The dollar broke through the critical 90 level on the DXY, after comments from US Treasury
Secretary Steven Mnuchin supporting a weaker dollar. (The timing of the comments at such an
important level we don’t think was entirely coincidental.) It may seem paradoxical that the dollar
is selling off on a positive outlook for the US economy, but this makes more sense when we
remember that FX rates have two sides. As people upgrade their outlooks for the US economy,
this is also taken as positive for the rest of the world – with a beta of more than one – resulting in
foreign currencies performing better than the dollar. The net result is necessarily a weaker dollar,
at least in the first instance. We can see this geared effect in the top chart. When the Rest-of-World                                vs US Money Multiplier is rising (ie the beta is more than one), the dollar falls, and
vice-versa when the Multiplier is falling.

Nonetheless Mnuchin’s comments came at the same time as comments on trade that may lead
to retaliation. The picture for global trade is solid for the moment (bottom-left chart), although
this could change quickly, which would be bad for global growth (the beta would fall to less than
one), and foreign currencies would likely depreciate against the USD (so the dollar rises). Finally,
the bottom-right chart reminds us that the temptation to begin lending dollars against other
currencies will soon become too great to resist.
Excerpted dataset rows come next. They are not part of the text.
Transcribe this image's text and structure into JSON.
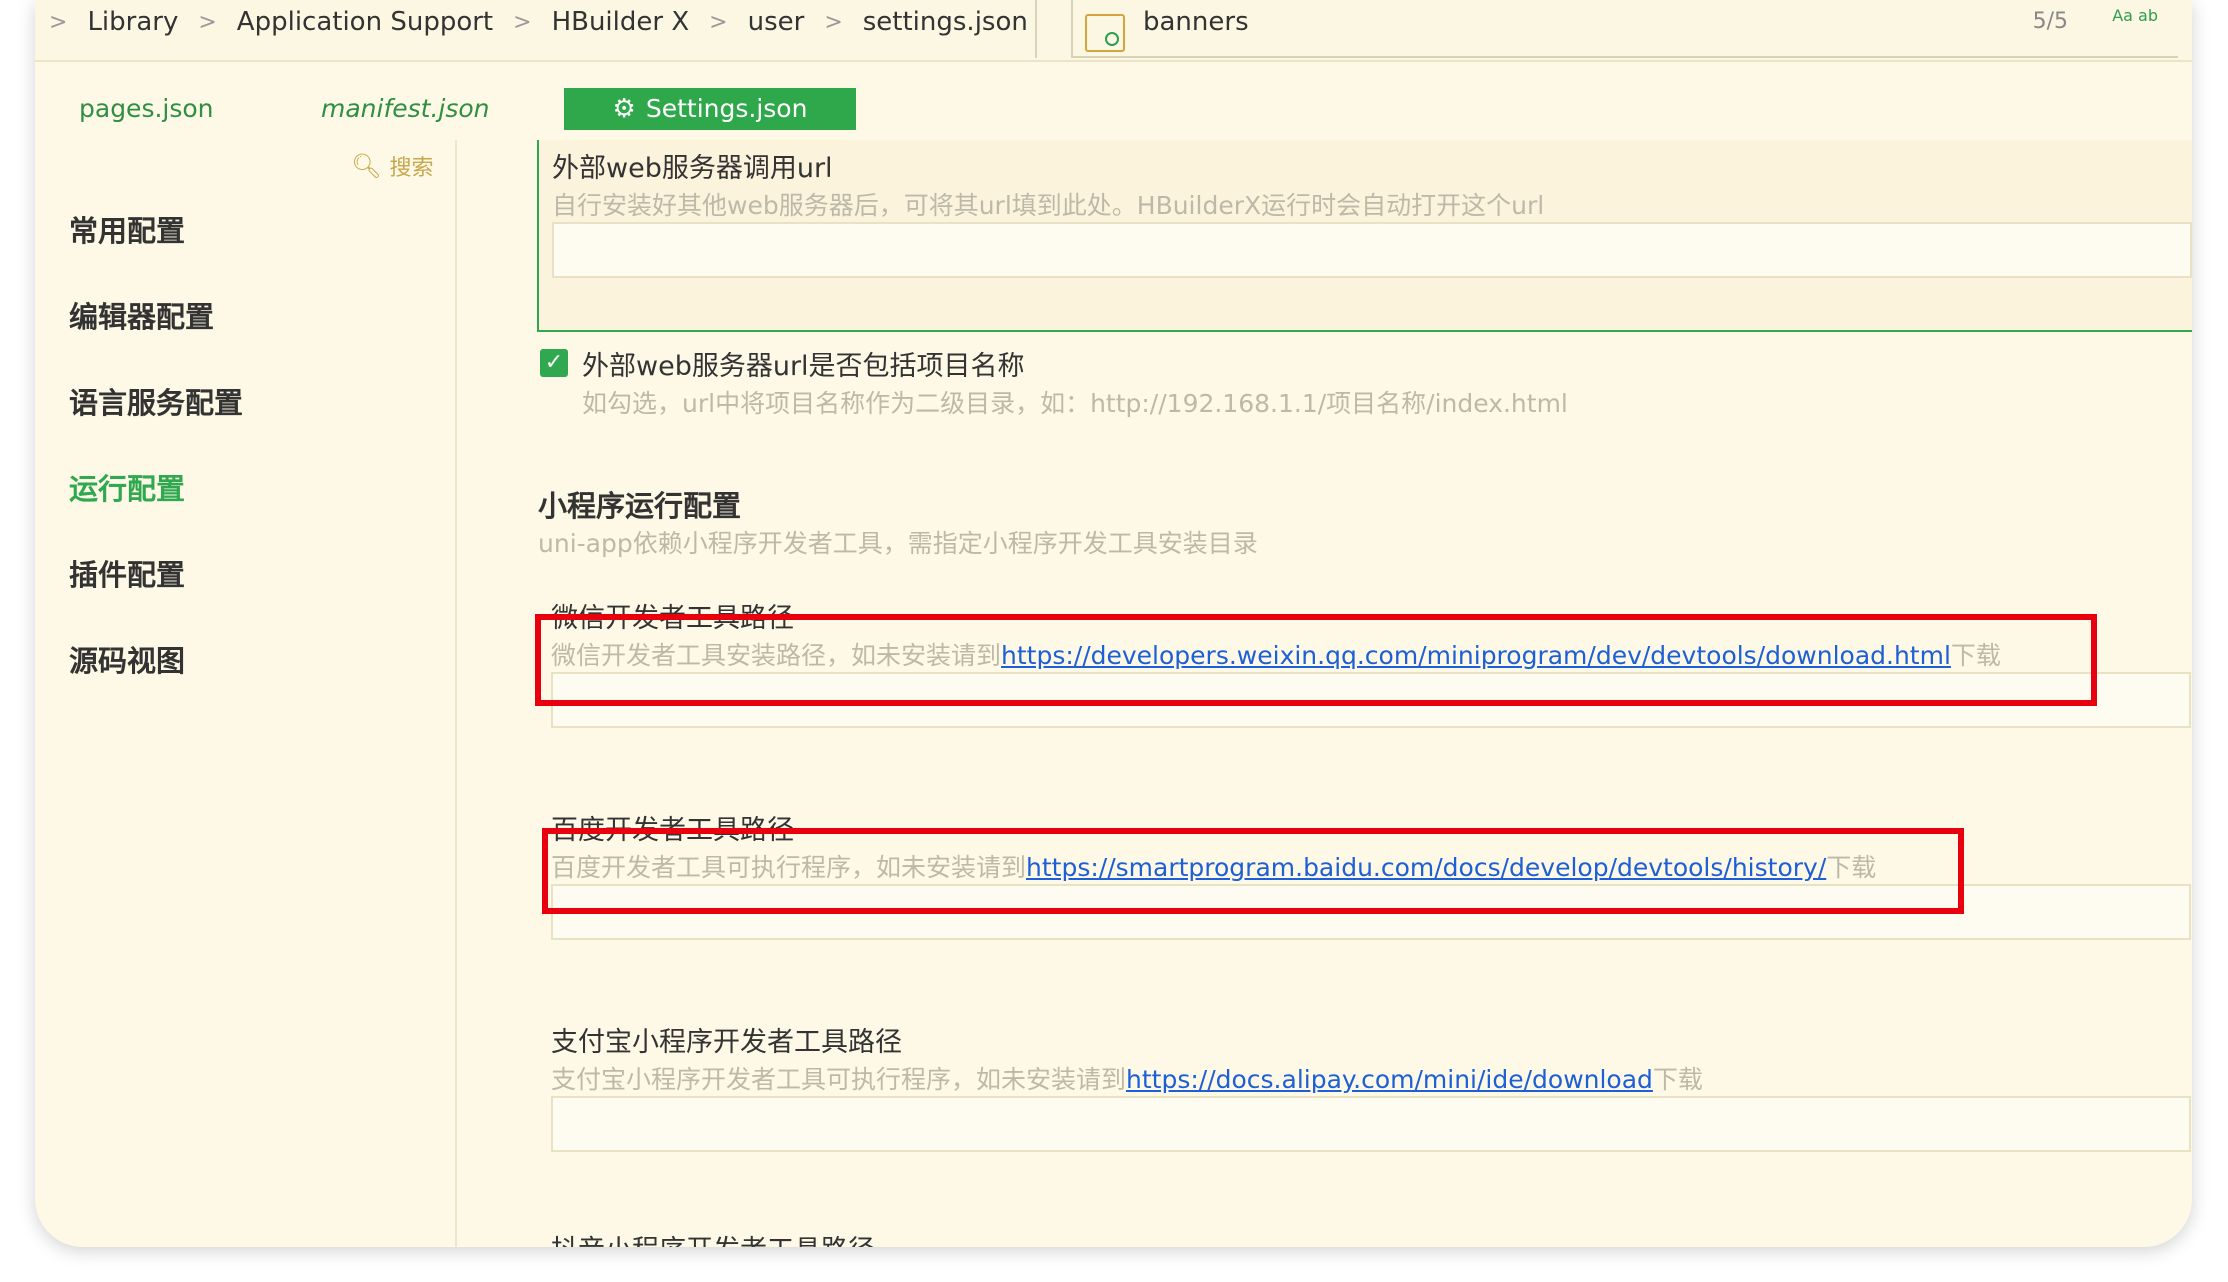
{
  "path": {
    "crumbs": [
      "Library",
      "Application Support",
      "HBuilder X",
      "user",
      "settings.json"
    ],
    "separator": ">",
    "find_text": "banners",
    "find_count": "5/5",
    "find_options": "Aa ab"
  },
  "tabs": [
    {
      "label": "pages.json"
    },
    {
      "label": "manifest.json"
    },
    {
      "label": "Settings.json"
    }
  ],
  "sidebar": {
    "search_label": "搜索",
    "items": [
      {
        "label": "常用配置"
      },
      {
        "label": "编辑器配置"
      },
      {
        "label": "语言服务配置"
      },
      {
        "label": "运行配置"
      },
      {
        "label": "插件配置"
      },
      {
        "label": "源码视图"
      }
    ]
  },
  "settings": {
    "external_url": {
      "label": "外部web服务器调用url",
      "desc": "自行安装好其他web服务器后，可将其url填到此处。HBuilderX运行时会自动打开这个url",
      "value": ""
    },
    "include_project": {
      "label": "外部web服务器url是否包括项目名称",
      "desc": "如勾选，url中将项目名称作为二级目录，如：http://192.168.1.1/项目名称/index.html",
      "checked": true
    },
    "miniprogram_section": {
      "title": "小程序运行配置",
      "desc": "uni-app依赖小程序开发者工具，需指定小程序开发工具安装目录"
    },
    "weixin": {
      "label": "微信开发者工具路径",
      "desc_prefix": "微信开发者工具安装路径，如未安装请到",
      "link": "https://developers.weixin.qq.com/miniprogram/dev/devtools/download.html",
      "desc_suffix": "下载",
      "value": ""
    },
    "baidu": {
      "label": "百度开发者工具路径",
      "desc_prefix": "百度开发者工具可执行程序，如未安装请到",
      "link": "https://smartprogram.baidu.com/docs/develop/devtools/history/",
      "desc_suffix": "下载",
      "value": ""
    },
    "alipay": {
      "label": "支付宝小程序开发者工具路径",
      "desc_prefix": "支付宝小程序开发者工具可执行程序，如未安装请到",
      "link": "https://docs.alipay.com/mini/ide/download",
      "desc_suffix": "下载",
      "value": ""
    },
    "douyin": {
      "label": "抖音小程序开发者工具路径"
    }
  },
  "colors": {
    "accent": "#2fa84f",
    "highlight": "#e8000f",
    "link": "#1d5fd6"
  }
}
(Click on image to enlarge.)

Source: Bloomberg, Macrobond and Variant Perception